Our journey into programming began with the use of variables, how to name and how to store data in them. Programming goes a bit further than this. When you tell your machine to perform a given operation, sometimes, you want to check a state or a condition before your console application performs the work that needs to be done. In your daily life, these events surely happens often such as “if I get 80 or more on this test, I’ll go to X party” or else if “I get a bonus in the end of year, I’m going to go to the Bahamas”. I think you can see a pattern? Basically, we do the same thing in a software application such as if this events does happen, perform this task. In short, we evaluate conditions and, depending of what happened and what we are looking for, we’ll either perform a task or we coule just do nothing.  In programming, we use if-else if-else, the ternary operator or switches(more on them in a later post). We’ll code below an example in which will create a variable storing an integer value. We’ll evaluate conditions and then print the value of the variable if one of these conditions are met.


public static void Main(){

int ageOfClient=30;

//the operators which were use to create the condition will be explained in the next post

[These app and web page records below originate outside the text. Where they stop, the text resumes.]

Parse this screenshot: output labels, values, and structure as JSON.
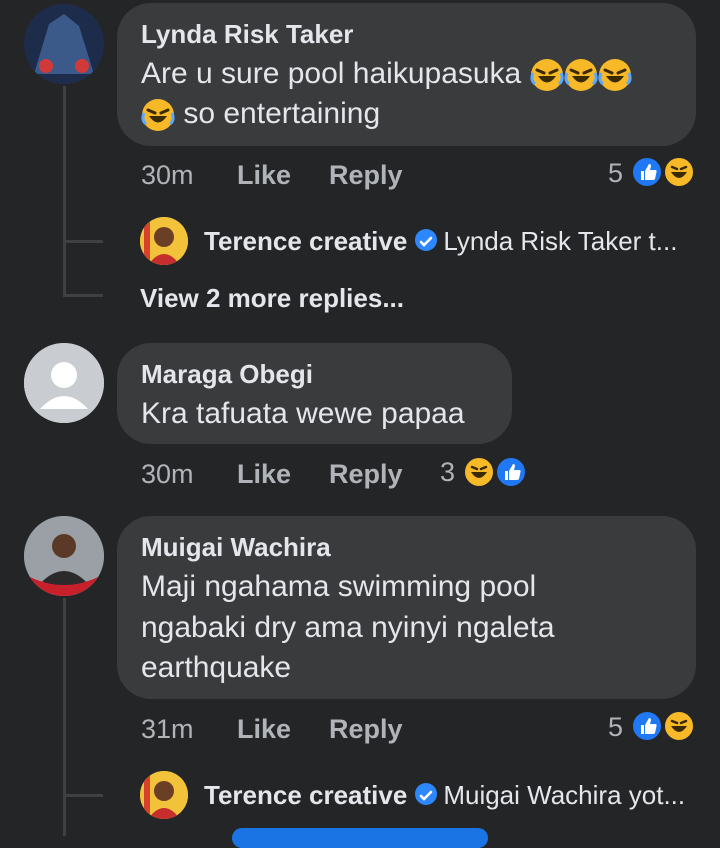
{
  "comments": [
    {
      "author": "Lynda Risk Taker",
      "text_line1": "Are u sure pool haikupasuka",
      "text_line2": "so entertaining",
      "time": "30m",
      "like_label": "Like",
      "reply_label": "Reply",
      "reaction_count": "5",
      "reply_preview": {
        "author": "Terence creative",
        "text": "Lynda Risk Taker  t..."
      },
      "view_more": "View 2 more replies..."
    },
    {
      "author": "Maraga Obegi",
      "text_line1": "Kra tafuata wewe papaa",
      "time": "30m",
      "like_label": "Like",
      "reply_label": "Reply",
      "reaction_count": "3"
    },
    {
      "author": "Muigai Wachira",
      "text_line1": "Maji ngahama swimming pool",
      "text_line2": "ngabaki dry ama nyinyi ngaleta",
      "text_line3": "earthquake",
      "time": "31m",
      "like_label": "Like",
      "reply_label": "Reply",
      "reaction_count": "5",
      "reply_preview": {
        "author": "Terence creative",
        "text": "Muigai Wachira  yot..."
      }
    }
  ],
  "colors": {
    "background": "#242526",
    "bubble": "#3a3b3c",
    "like_blue": "#2078f4",
    "haha_yellow": "#f7b928"
  }
}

//using the if- else if - else structure

if(ageOfClient<18){

Console.WriteLine("The client is a child");

}

else{

Console.WriteLine("Your client is an adult");

}
}

// the ternary operator will be mention when we'll talk about strings.

Kevin